Pondside said...

I was telling a friend about your last post and that I was going to add it to the resource list for our walking trip in 2019. Now I KNOW I have to go to Padua. The photos of the square at night are lovely. I could picture myself there! Your photos are wonderful.

Kelleyn Rothaermel said...

My poor husband! Given all your recent post from Italy, I have put another have a dozen places to visit. Thanks for sharing!

NC Sue said...

What a marvelous city to visit - so full of beauty! I was glad to be able to visit through your photos. Thanks for sharing at https://image-in-ing.blogspot.com/2018/05/strange-sights.html

Jackie Mc Guinness said...

I need to go back, we only spent a day there and it rained.

ann said...

Your trip was amazing and your photos are stunning.

Kay L. Davies said...

What a lovely introduction to a beautiful city, one we haven't visited when we've been in Spain, I'm sorry to say.
Thanks for sharing.
Kay
An Unfittie's Guide to Adventurous Travel

Lowcarb team member said...

The basilica is enormous!!!
Many thanks for the link you included.

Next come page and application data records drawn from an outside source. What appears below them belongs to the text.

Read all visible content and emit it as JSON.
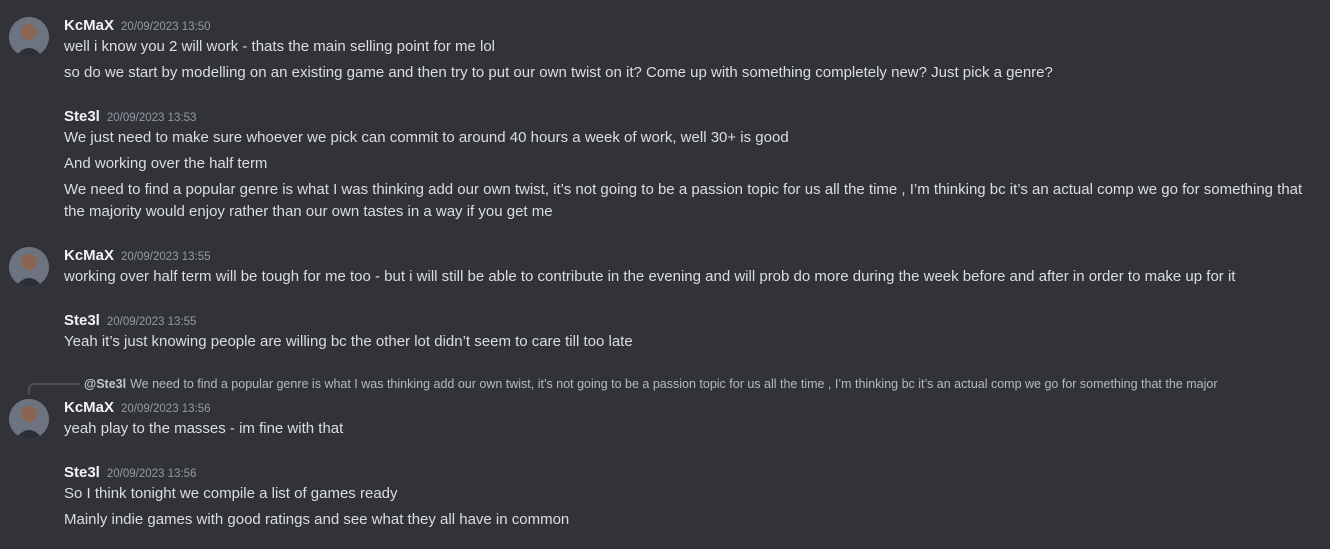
{
  "messages": [
    {
      "author": "KcMaX",
      "timestamp": "20/09/2023 13:50",
      "lines": [
        "well i know you 2 will work - thats the main selling point for me lol",
        "so do we start by modelling on an existing game and then try to put our own twist on it? Come up with something completely new? Just pick a genre?"
      ]
    },
    {
      "author": "Ste3l",
      "timestamp": "20/09/2023 13:53",
      "lines": [
        "We just need to make sure whoever we pick can commit to around 40 hours a week of work, well 30+ is good",
        "And working over the half term",
        "We need to find a popular genre is what I was thinking add our own twist, it’s not going to be a passion topic for us all the time , I’m thinking bc it’s an actual comp we go for something that the majority would enjoy rather than our own tastes in a way if you get me"
      ]
    },
    {
      "author": "KcMaX",
      "timestamp": "20/09/2023 13:55",
      "lines": [
        "working over half term will be tough for me too - but i will still be able to contribute in the evening and will prob do more during the week before and after in order to make up for it"
      ]
    },
    {
      "author": "Ste3l",
      "timestamp": "20/09/2023 13:55",
      "lines": [
        "Yeah it’s just knowing people are willing bc the other lot didn’t seem to care till too late"
      ]
    },
    {
      "reply": {
        "author": "@Ste3l",
        "text": "We need to find a popular genre is what I was thinking add our own twist, it’s not going to be a passion topic for us all the time , I’m thinking bc it’s an actual comp we go for something that the major"
      },
      "author": "KcMaX",
      "timestamp": "20/09/2023 13:56",
      "lines": [
        "yeah play to the masses - im fine with that"
      ]
    },
    {
      "author": "Ste3l",
      "timestamp": "20/09/2023 13:56",
      "lines": [
        "So I think tonight we compile a list of games ready",
        "Mainly indie games with good ratings and see what they all have in common"
      ]
    }
  ]
}
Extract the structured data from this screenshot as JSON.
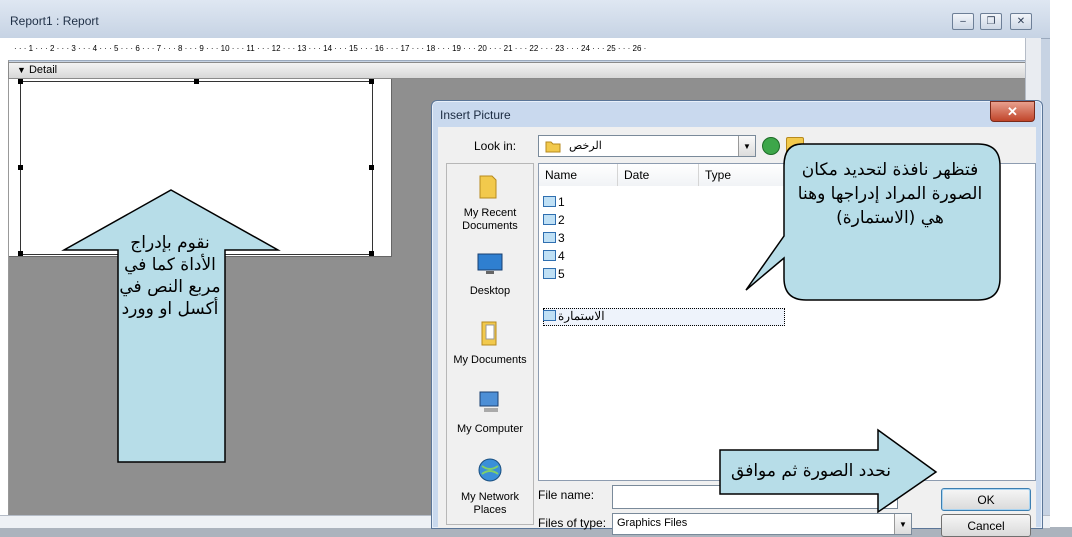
{
  "report": {
    "title": "Report1 : Report",
    "ruler_marks": "· · · 1 · · · 2 · · · 3 · · · 4 · · · 5 · · · 6 · · · 7 · · · 8 · · · 9 · · · 10 · · · 11 · · · 12 · · · 13 · · · 14 · · · 15 · · · 16 · · · 17 · · · 18 · · · 19 · · · 20 · · · 21 · · · 22 · · · 23 · · · 24 · · · 25 · · · 26 ·",
    "detail_label": "Detail",
    "window_buttons": {
      "minimize": "–",
      "restore": "❐",
      "close": "✕"
    }
  },
  "dialog": {
    "title": "Insert Picture",
    "close_glyph": "✕",
    "look_in_label": "Look in:",
    "look_in_value": "الرخص",
    "places": [
      {
        "label": "My Recent Documents",
        "icon": "recent-folder-icon"
      },
      {
        "label": "Desktop",
        "icon": "desktop-icon"
      },
      {
        "label": "My Documents",
        "icon": "my-documents-icon"
      },
      {
        "label": "My Computer",
        "icon": "my-computer-icon"
      },
      {
        "label": "My Network Places",
        "icon": "network-places-icon"
      }
    ],
    "columns": [
      "Name",
      "Date",
      "Type"
    ],
    "files": [
      "1",
      "2",
      "3",
      "4",
      "5",
      "الاستمارة"
    ],
    "file_name_label": "File name:",
    "file_name_value": "",
    "file_type_label": "Files of type:",
    "file_type_value": "Graphics Files",
    "ok_label": "OK",
    "cancel_label": "Cancel"
  },
  "callouts": {
    "up_arrow": "نقوم بإدراج الأداة كما في مربع النص في أكسل او وورد",
    "bubble": "فتظهر نافذة لتحديد مكان الصورة المراد إدراجها وهنا هي (الاستمارة)",
    "right_arrow": "نحدد الصورة ثم موافق"
  },
  "colors": {
    "callout_fill": "#b7dde8",
    "callout_stroke": "#000000"
  }
}
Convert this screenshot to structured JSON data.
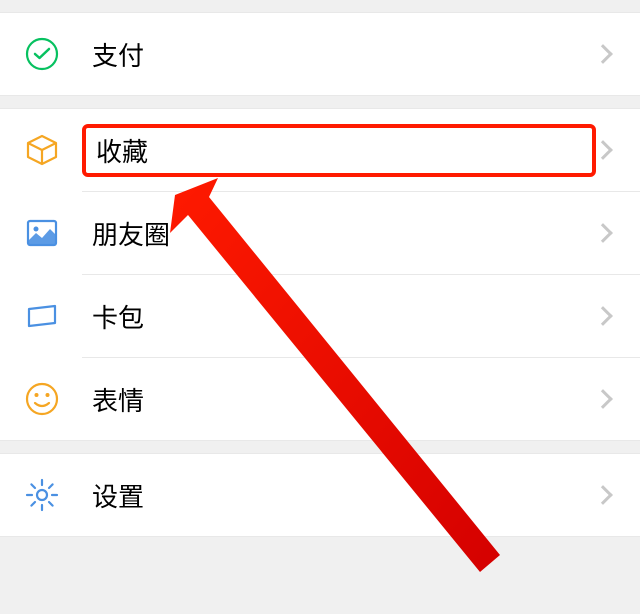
{
  "menu": {
    "pay_label": "支付",
    "favorites_label": "收藏",
    "moments_label": "朋友圈",
    "cards_label": "卡包",
    "stickers_label": "表情",
    "settings_label": "设置"
  },
  "highlighted_item": "favorites"
}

I loved reading through and seeing all of your photographs, you really bring it all to life, thank you.

All the best Jan

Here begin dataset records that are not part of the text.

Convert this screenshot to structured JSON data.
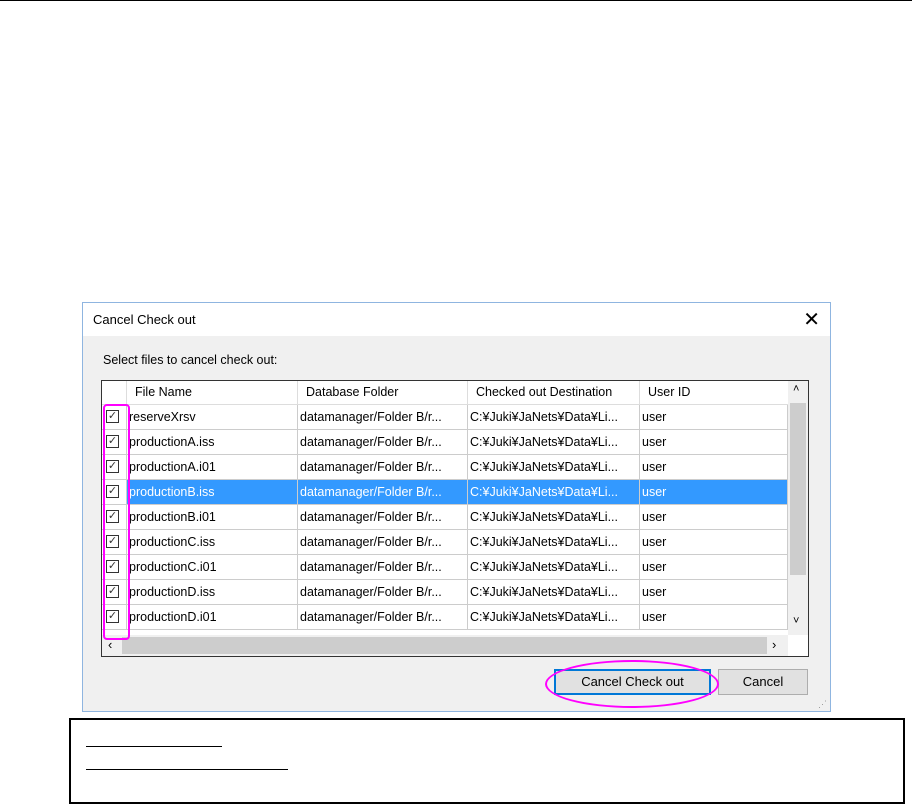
{
  "dialog": {
    "title": "Cancel Check out",
    "prompt": "Select files to cancel check out:",
    "ok_label": "Cancel Check out",
    "cancel_label": "Cancel"
  },
  "table": {
    "columns": [
      "File Name",
      "Database Folder",
      "Checked out Destination",
      "User ID"
    ],
    "rows": [
      {
        "file": "reserveXrsv",
        "folder": "datamanager/Folder B/r...",
        "dest": "C:¥Juki¥JaNets¥Data¥Li...",
        "user": "user",
        "checked": true
      },
      {
        "file": "productionA.iss",
        "folder": "datamanager/Folder B/r...",
        "dest": "C:¥Juki¥JaNets¥Data¥Li...",
        "user": "user",
        "checked": true
      },
      {
        "file": "productionA.i01",
        "folder": "datamanager/Folder B/r...",
        "dest": "C:¥Juki¥JaNets¥Data¥Li...",
        "user": "user",
        "checked": true
      },
      {
        "file": "productionB.iss",
        "folder": "datamanager/Folder B/r...",
        "dest": "C:¥Juki¥JaNets¥Data¥Li...",
        "user": "user",
        "checked": true,
        "selected": true
      },
      {
        "file": "productionB.i01",
        "folder": "datamanager/Folder B/r...",
        "dest": "C:¥Juki¥JaNets¥Data¥Li...",
        "user": "user",
        "checked": true
      },
      {
        "file": "productionC.iss",
        "folder": "datamanager/Folder B/r...",
        "dest": "C:¥Juki¥JaNets¥Data¥Li...",
        "user": "user",
        "checked": true
      },
      {
        "file": "productionC.i01",
        "folder": "datamanager/Folder B/r...",
        "dest": "C:¥Juki¥JaNets¥Data¥Li...",
        "user": "user",
        "checked": true
      },
      {
        "file": "productionD.iss",
        "folder": "datamanager/Folder B/r...",
        "dest": "C:¥Juki¥JaNets¥Data¥Li...",
        "user": "user",
        "checked": true
      },
      {
        "file": "productionD.i01",
        "folder": "datamanager/Folder B/r...",
        "dest": "C:¥Juki¥JaNets¥Data¥Li...",
        "user": "user",
        "checked": true
      }
    ]
  },
  "colors": {
    "highlight": "#ff00ff",
    "selection": "#3399ff"
  }
}
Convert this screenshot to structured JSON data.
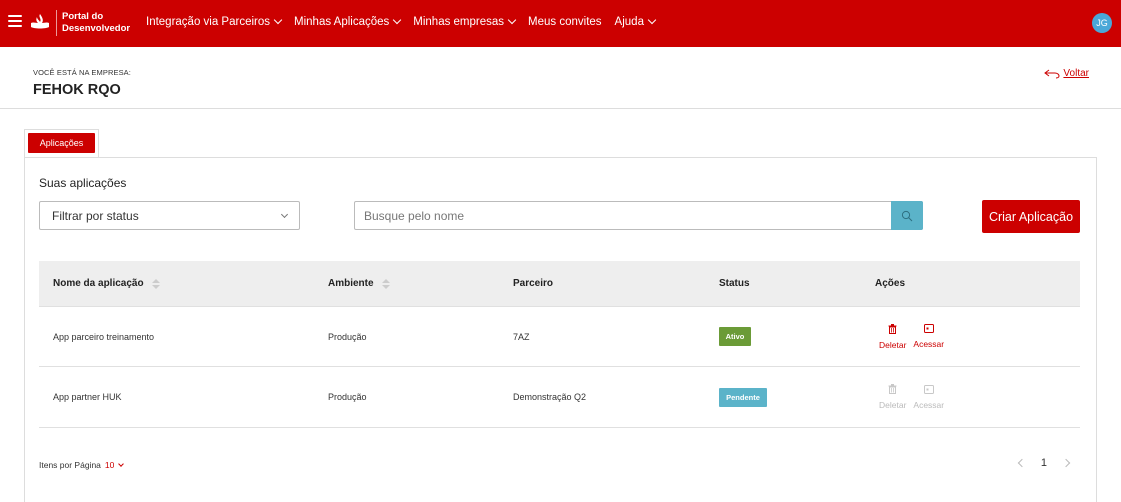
{
  "header": {
    "portal_line1": "Portal do",
    "portal_line2": "Desenvolvedor",
    "nav": [
      {
        "label": "Integração via Parceiros",
        "dropdown": true
      },
      {
        "label": "Minhas Aplicações",
        "dropdown": true
      },
      {
        "label": "Minhas empresas",
        "dropdown": true
      },
      {
        "label": "Meus convites",
        "dropdown": false
      },
      {
        "label": "Ajuda",
        "dropdown": true
      }
    ],
    "avatar": "JG",
    "brand_color": "#cc0000"
  },
  "company": {
    "label": "VOCÊ ESTÁ NA EMPRESA:",
    "name": "FEHOK RQO",
    "back_label": "Voltar"
  },
  "tabs": [
    {
      "label": "Aplicações",
      "active": true
    }
  ],
  "main": {
    "title": "Suas aplicações",
    "filter_placeholder": "Filtrar por status",
    "search_placeholder": "Busque pelo nome",
    "create_label": "Criar Aplicação"
  },
  "table": {
    "columns": [
      "Nome da aplicação",
      "Ambiente",
      "Parceiro",
      "Status",
      "Ações"
    ],
    "rows": [
      {
        "name": "App parceiro treinamento",
        "env": "Produção",
        "partner": "7AZ",
        "status": "Ativo",
        "status_color": "#6b9b37",
        "delete": "Deletar",
        "access": "Acessar",
        "actions_enabled": true
      },
      {
        "name": "App partner HUK",
        "env": "Produção",
        "partner": "Demonstração Q2",
        "status": "Pendente",
        "status_color": "#5bb3c9",
        "delete": "Deletar",
        "access": "Acessar",
        "actions_enabled": false
      }
    ]
  },
  "pagination": {
    "per_page_label": "Itens por Página",
    "per_page_value": "10",
    "current_page": "1"
  }
}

betty-NZ said...

Your photos always make me feel like I'm there!

Lorrie said...

What a magnificent place Padua is, with the basilica, the square, and the university. I can just imagine the lovely warmth in the evening while you sat in the plaza eating that delicious pizza. Thanks for sharing your visit.

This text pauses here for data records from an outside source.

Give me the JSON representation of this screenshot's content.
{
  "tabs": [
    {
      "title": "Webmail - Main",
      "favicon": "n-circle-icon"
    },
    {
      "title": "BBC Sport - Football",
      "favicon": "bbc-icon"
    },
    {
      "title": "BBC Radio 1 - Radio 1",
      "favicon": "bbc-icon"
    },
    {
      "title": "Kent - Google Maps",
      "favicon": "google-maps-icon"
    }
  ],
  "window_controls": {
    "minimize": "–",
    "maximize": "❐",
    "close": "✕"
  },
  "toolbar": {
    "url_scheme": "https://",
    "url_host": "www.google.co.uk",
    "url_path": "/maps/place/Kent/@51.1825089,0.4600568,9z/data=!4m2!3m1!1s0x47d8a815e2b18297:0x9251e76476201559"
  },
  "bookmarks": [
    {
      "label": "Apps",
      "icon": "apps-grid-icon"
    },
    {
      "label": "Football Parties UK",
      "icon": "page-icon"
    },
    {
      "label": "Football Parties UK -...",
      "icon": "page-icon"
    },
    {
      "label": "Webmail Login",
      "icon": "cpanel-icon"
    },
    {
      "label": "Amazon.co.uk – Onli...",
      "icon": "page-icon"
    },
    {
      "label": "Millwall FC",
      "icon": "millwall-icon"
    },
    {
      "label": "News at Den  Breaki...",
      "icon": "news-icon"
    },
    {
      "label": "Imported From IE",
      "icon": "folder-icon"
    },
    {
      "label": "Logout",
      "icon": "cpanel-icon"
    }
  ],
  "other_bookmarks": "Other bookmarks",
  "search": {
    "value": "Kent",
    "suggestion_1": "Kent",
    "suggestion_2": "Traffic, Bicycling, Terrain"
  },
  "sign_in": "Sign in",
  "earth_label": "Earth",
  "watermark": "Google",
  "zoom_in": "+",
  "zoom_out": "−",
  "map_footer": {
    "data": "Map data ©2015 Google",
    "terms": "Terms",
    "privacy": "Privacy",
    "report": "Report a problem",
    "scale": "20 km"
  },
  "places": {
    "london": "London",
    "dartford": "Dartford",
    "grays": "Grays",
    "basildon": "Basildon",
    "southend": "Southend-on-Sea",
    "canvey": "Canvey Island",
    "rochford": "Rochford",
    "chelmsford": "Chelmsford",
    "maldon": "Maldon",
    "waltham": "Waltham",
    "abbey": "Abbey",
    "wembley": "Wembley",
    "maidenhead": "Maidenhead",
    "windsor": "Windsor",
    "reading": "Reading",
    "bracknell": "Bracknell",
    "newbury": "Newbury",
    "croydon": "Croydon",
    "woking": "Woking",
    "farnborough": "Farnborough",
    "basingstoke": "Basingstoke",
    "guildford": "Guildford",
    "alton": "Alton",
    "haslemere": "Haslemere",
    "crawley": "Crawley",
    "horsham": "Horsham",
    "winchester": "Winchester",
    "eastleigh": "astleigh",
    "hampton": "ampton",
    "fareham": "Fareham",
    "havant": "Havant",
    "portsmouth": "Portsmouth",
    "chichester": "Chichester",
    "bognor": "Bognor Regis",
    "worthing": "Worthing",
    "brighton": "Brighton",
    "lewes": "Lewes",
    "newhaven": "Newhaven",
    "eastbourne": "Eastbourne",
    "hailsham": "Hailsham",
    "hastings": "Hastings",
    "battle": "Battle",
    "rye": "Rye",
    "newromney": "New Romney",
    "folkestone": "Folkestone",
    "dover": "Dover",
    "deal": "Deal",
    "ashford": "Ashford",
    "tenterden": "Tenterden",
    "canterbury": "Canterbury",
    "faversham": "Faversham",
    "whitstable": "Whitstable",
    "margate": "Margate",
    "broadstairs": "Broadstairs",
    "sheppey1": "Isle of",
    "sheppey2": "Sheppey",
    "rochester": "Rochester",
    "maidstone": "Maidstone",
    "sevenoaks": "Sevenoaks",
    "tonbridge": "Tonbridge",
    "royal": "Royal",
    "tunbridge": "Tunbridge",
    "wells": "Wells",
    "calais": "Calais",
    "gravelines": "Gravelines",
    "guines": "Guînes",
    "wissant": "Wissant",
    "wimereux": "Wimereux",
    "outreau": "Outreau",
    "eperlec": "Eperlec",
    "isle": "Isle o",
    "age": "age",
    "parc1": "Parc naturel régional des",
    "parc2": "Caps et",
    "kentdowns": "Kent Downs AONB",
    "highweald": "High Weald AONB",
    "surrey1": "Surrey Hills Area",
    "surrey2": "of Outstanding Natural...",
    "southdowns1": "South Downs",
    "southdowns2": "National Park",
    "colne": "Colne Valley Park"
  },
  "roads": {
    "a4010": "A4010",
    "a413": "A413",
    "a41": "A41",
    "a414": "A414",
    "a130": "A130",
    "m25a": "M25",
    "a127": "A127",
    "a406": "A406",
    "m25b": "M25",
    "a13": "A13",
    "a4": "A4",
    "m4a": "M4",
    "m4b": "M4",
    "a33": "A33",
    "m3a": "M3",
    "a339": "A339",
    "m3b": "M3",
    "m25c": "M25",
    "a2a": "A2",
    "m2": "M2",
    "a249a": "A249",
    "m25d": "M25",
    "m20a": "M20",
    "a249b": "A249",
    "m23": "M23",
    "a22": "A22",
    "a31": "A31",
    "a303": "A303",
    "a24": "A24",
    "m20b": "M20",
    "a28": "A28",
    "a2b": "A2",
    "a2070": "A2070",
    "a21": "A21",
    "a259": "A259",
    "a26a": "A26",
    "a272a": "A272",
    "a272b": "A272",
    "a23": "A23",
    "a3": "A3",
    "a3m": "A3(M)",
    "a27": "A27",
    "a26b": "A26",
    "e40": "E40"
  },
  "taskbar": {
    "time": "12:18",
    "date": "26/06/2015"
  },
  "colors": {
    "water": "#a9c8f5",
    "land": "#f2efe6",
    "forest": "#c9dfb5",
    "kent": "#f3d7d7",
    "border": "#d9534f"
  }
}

Angie said...

Oh, Pat! I hope these posts about Italy never end! I will never tire of the architecture, not to mention the food! I could gobble up that meal in a heartbeat!!! I wonder if the people who live there appreciate the history that surrounds them on all sides.

rupam sarma said...

Great to read. Beautiful place, awesome pics.

Weekend-Windup said...

Beautiful images. You took me a round around Italy. WOW Pizza:)

ellen b. said...

Such beautiful weather for the backdrop of these amazing structures!

The Joy of Home with Martha Ellen said...

Padua is an amazingly lovely city! Thank you for sharing your beautiful day. The weather looks so perfect for touring. I'm sure you enjoyed this day with your husband. I'm looking forward to Bologna, Pat. It's been many years since we visited that beautiful city. ♥

Jeanie said...

Your Italian trip fills me with surprises. When I think of Padua I think of Shakespeare (Taming of the Shrew, maybe?) I can't imagine what a fabulous holiday it was.

Jim said...

What a beautiful place.

Stanley Hattman said...

It's been 30 years since we were in Padua. Your post confirms that we missed a lot of great sights..lol.. So, thanks for the tour!

Decor To Adore said...

What an amazing and inspiring place. Truly a dream trip come true. Have a wonderful weekend.

carol l mckenna said...

Beautiful adventure for you and wonderful sky and other photos for us!

Happy Weekend to you,
A ShutterBug Explores,
aka (A Creative Harbor)

Photo Cache said...

Beautiful shots.

Worth a Thousand Words

Beatrice Euphemie said...

Oh my goodness - such an amazing place of beauty and history. Lovely photos - It looks like a wonderful trip! The outdoor dining in the square looks so inviting. I would never want to leave! Thanks for sharing. xx Karen

Spare Parts and Pics said...

The sense of history here is truly spectacular. Love all the statues. With all the people sitting outside, it looks like one big party! I'm drooling over that pizza!!

Thomas Lee said...

Wow! Spectacular place

Raquel Jiménez Lastras said...

Que preciosa ciudad Padua, arte en todos sus rincones.
Saludos

Su-sieee! Mac said...

It's wonder this basilica didn't become the home of the popes. It's so grand. I am so in awe to the craftsmanship that built these several hundred year old buildings. I cannot imagine any of our structures today in the U.S. lasting that long. Thanks for the tour. Your photos show off the city very nicely. I wish I was there. :-)

Nancie McKinnon said...

Padua looks like a place I could get lost in for a day or two. Thanks for linking up this week. #TPThursday

Mary K.- The Boondocks Blog said...

Pat, I am always humbled when I see the architecture in Italy. It is the height of classicism and beauty and there is so much of it from so many different periods. You must have really enjoyed your visit there.